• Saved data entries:
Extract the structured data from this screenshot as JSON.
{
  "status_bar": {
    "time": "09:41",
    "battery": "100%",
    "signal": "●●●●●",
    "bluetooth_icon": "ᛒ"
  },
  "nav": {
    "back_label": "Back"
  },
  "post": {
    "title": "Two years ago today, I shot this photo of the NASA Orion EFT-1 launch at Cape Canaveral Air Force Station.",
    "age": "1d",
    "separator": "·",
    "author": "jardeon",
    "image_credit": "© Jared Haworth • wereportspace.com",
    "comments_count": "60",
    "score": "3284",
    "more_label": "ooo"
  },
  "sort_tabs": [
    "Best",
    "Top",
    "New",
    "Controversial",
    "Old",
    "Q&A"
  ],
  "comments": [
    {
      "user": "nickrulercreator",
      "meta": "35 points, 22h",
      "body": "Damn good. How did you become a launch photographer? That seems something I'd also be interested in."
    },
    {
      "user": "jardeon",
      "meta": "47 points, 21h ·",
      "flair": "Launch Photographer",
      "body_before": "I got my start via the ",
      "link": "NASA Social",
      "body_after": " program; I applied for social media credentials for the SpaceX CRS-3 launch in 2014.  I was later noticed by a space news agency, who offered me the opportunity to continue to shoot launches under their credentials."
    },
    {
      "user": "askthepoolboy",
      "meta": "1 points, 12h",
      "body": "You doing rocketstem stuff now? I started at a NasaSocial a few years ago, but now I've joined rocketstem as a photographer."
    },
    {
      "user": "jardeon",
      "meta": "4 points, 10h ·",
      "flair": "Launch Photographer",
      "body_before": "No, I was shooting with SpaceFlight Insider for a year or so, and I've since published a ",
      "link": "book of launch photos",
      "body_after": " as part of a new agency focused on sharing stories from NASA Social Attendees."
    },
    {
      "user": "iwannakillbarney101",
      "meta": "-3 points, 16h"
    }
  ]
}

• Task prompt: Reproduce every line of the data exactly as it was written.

• Exercise response:
Extract the structured data from this screenshot as JSON.
{
  "status_bar": {
    "time": "09:41",
    "battery": "100%",
    "signal": "●●●●●",
    "bluetooth_icon": "ᛒ"
  },
  "nav": {
    "back_label": "Back"
  },
  "post": {
    "title": "Two years ago today, I shot this photo of the NASA Orion EFT-1 launch at Cape Canaveral Air Force Station.",
    "age": "1d",
    "separator": "·",
    "author": "jardeon",
    "image_credit": "© Jared Haworth • wereportspace.com",
    "comments_count": "60",
    "score": "3284",
    "more_label": "ooo"
  },
  "sort_tabs": [
    "Best",
    "Top",
    "New",
    "Controversial",
    "Old",
    "Q&A"
  ],
  "comments": [
    {
      "user": "nickrulercreator",
      "meta": "35 points, 22h",
      "body": "Damn good. How did you become a launch photographer? That seems something I'd also be interested in."
    },
    {
      "user": "jardeon",
      "meta": "47 points, 21h ·",
      "flair": "Launch Photographer",
      "body_before": "I got my start via the ",
      "link": "NASA Social",
      "body_after": " program; I applied for social media credentials for the SpaceX CRS-3 launch in 2014.  I was later noticed by a space news agency, who offered me the opportunity to continue to shoot launches under their credentials."
    },
    {
      "user": "askthepoolboy",
      "meta": "1 points, 12h",
      "body": "You doing rocketstem stuff now? I started at a NasaSocial a few years ago, but now I've joined rocketstem as a photographer."
    },
    {
      "user": "jardeon",
      "meta": "4 points, 10h ·",
      "flair": "Launch Photographer",
      "body_before": "No, I was shooting with SpaceFlight Insider for a year or so, and I've since published a ",
      "link": "book of launch photos",
      "body_after": " as part of a new agency focused on sharing stories from NASA Social Attendees."
    },
    {
      "user": "iwannakillbarney101",
      "meta": "-3 points, 16h"
    }
  ]
}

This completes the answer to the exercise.